NOTE 1 – “The City of Sydney is updating the Open Space & Recreation Needs Strategy 2006 and reviewing its Section 94 Contributions Plan 2006. The Council recently resolved that the Open Space, Sports and Recreation Needs Study will be prepared by the end of 2015” (page 81)
NOTE 2 – As of April 12 2016 the UGNSW website still states “potential new residents” as bw 29,000 and 56,000. So although Urban Growth are telling us they are not furthering discussions on building heights the below seems to suggest there is flexibility in density depending on the outcome of the overall proposition.
NOTE 3 – This article on News.com.au predicts by 2030 54,000 people will call Green Square home.
The DPE report also claims that the rise in single-person and couple-only households, as well as an ageing population, is driving the need for smaller dwellings. It also showed how the government would create housing diversity, which included studio or “granny flats”, smaller block sizes in suburbia, an increased number of townhouses and terraces and manor homes (four separately titled units within the same building). This is not the case with the Urban Growth Central to Eveleigh plan. “Let’s not just build tower blocks at extortionate prices, let’s build dwellings that Australians are happy to come home to.”
How do we get an acceptable result of Density and Open Space built to maintain a Vibrant Community?
The aim is to build communities where people want to live, not just build lots of 1 and 2 bedroom High Density rental stock. UG appears to be providing a market with specific customers in mind – ones without children.
The most sensible result would be to reduce the population density to a figure that is more appropriate to what the space can provide. The original plan of 8-12 Storeys which would manage a proposed population of around 800 residents was better. The 2016 plan increased the density by 20% to provide 600- 700 apartments (equating to an additional 1400 residents on top of the 200 in the Platform Apartments). The 20% increase was based on “population growth and site specific design opportunities“. (page42 UGNSW – North Eveleigh – Plan for a new neighbourhood 2015).
Reversing that would leave us with 1120 residents immediately making more open space.
Additionally the NSW Government could follow through with changes to legislation making it harder for property owners to to leave the 10,000 CBD premises vacant.
It is quite obvious that UGNSW is reluctant to change the Density and building heights in North Eveleigh as it creates a precedent for the forthcoming developments in the Central to Eveleigh tract.
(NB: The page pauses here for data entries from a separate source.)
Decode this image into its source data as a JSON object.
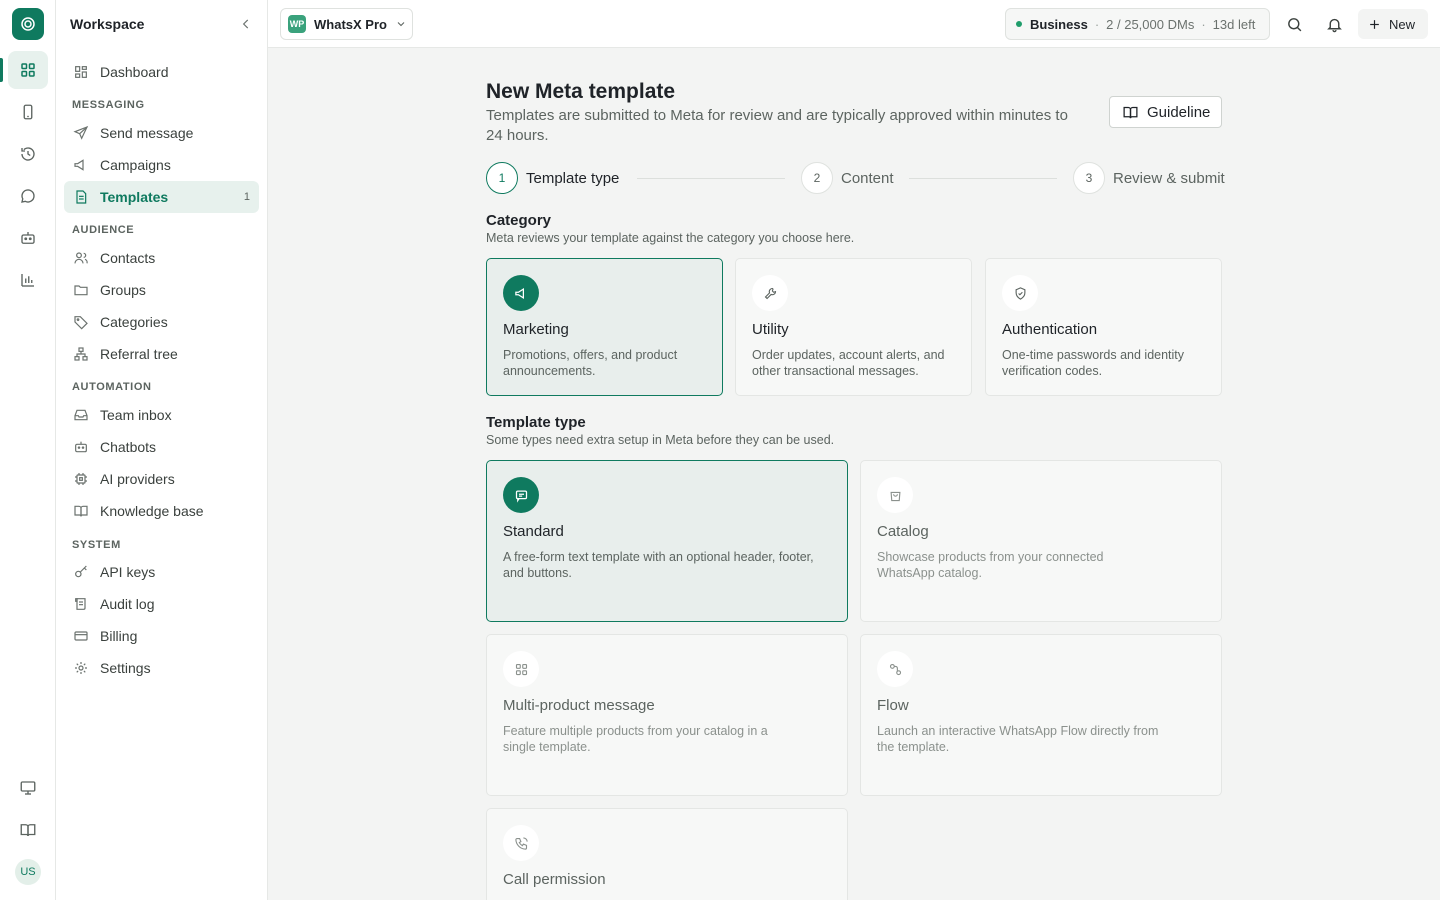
{
  "rail": {
    "logo_icon": "whatsapp-logo-icon",
    "items": [
      "grid-icon",
      "phone-icon",
      "history-icon",
      "chat-icon",
      "bot-icon",
      "chart-icon"
    ],
    "bottom": [
      "monitor-icon",
      "book-icon"
    ],
    "avatar": "US"
  },
  "sidebar": {
    "title": "Workspace",
    "dashboard": "Dashboard",
    "sections": {
      "messaging": "MESSAGING",
      "audience": "AUDIENCE",
      "automation": "AUTOMATION",
      "system": "SYSTEM"
    },
    "items": {
      "send_message": "Send message",
      "campaigns": "Campaigns",
      "templates": "Templates",
      "templates_count": "1",
      "contacts": "Contacts",
      "groups": "Groups",
      "categories": "Categories",
      "referral_tree": "Referral tree",
      "team_inbox": "Team inbox",
      "chatbots": "Chatbots",
      "ai_providers": "AI providers",
      "knowledge_base": "Knowledge base",
      "api_keys": "API keys",
      "audit_log": "Audit log",
      "billing": "Billing",
      "settings": "Settings"
    }
  },
  "topbar": {
    "project_badge": "WP",
    "project_name": "WhatsX Pro",
    "plan_name": "Business",
    "plan_usage": "2 / 25,000 DMs",
    "plan_remaining": "13d left",
    "new_label": "New",
    "sep": "·"
  },
  "page": {
    "title": "New Meta template",
    "subtitle": "Templates are submitted to Meta for review and are typically approved within minutes to 24 hours.",
    "guideline": "Guideline",
    "steps": [
      {
        "num": "1",
        "label": "Template type"
      },
      {
        "num": "2",
        "label": "Content"
      },
      {
        "num": "3",
        "label": "Review & submit"
      }
    ],
    "category": {
      "title": "Category",
      "subtitle": "Meta reviews your template against the category you choose here.",
      "cards": [
        {
          "title": "Marketing",
          "desc": "Promotions, offers, and product announcements.",
          "icon": "megaphone-icon"
        },
        {
          "title": "Utility",
          "desc": "Order updates, account alerts, and other transactional messages.",
          "icon": "wrench-icon"
        },
        {
          "title": "Authentication",
          "desc": "One-time passwords and identity verification codes.",
          "icon": "shield-icon"
        }
      ]
    },
    "template_type": {
      "title": "Template type",
      "subtitle": "Some types need extra setup in Meta before they can be used.",
      "cards": [
        {
          "title": "Standard",
          "desc": "A free-form text template with an optional header, footer, and buttons.",
          "icon": "message-icon"
        },
        {
          "title": "Catalog",
          "desc": "Showcase products from your connected WhatsApp catalog.",
          "icon": "bag-icon"
        },
        {
          "title": "Multi-product message",
          "desc": "Feature multiple products from your catalog in a single template.",
          "icon": "grid-icon"
        },
        {
          "title": "Flow",
          "desc": "Launch an interactive WhatsApp Flow directly from the template.",
          "icon": "flow-icon"
        },
        {
          "title": "Call permission",
          "desc": "",
          "icon": "phone-call-icon"
        }
      ]
    }
  }
}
In followup Posts we will put the facts together to present to the minister for planning (and the shadow minister) as Urban Growth have made it quite clear they are not moving on this.
The Report from Charles Sturt University offers some fantastic references to many recent case studies on open space consideration in High Density residential areas (4). The benefits of Open Space is obviously necessary to urban planning and is backed up by the 100’s of Australian and International Reports on the subject. The benefits are generally outlined in Social, Economic and Environmental impacts.
(1) Density Health Workshop Report NSW
(3) Sydney Open Space Report 2016
(4) Best Practice Open Space in Higher Density Developments (2011)
(5) PP01_WP11_Open Space Standards_2009_E3.pdf
“The current default in many parts of NSW is a rate of 2.8ha per 1,000 new residents. This rate features in a number of planning frameworks, including the NSW Government’s Growth Centres Code and local government open space strategies and development contributions plans3. As an alternative, the Guidelines suggest a default rate of 15% of non-industrial land be allocated for open space purposes.”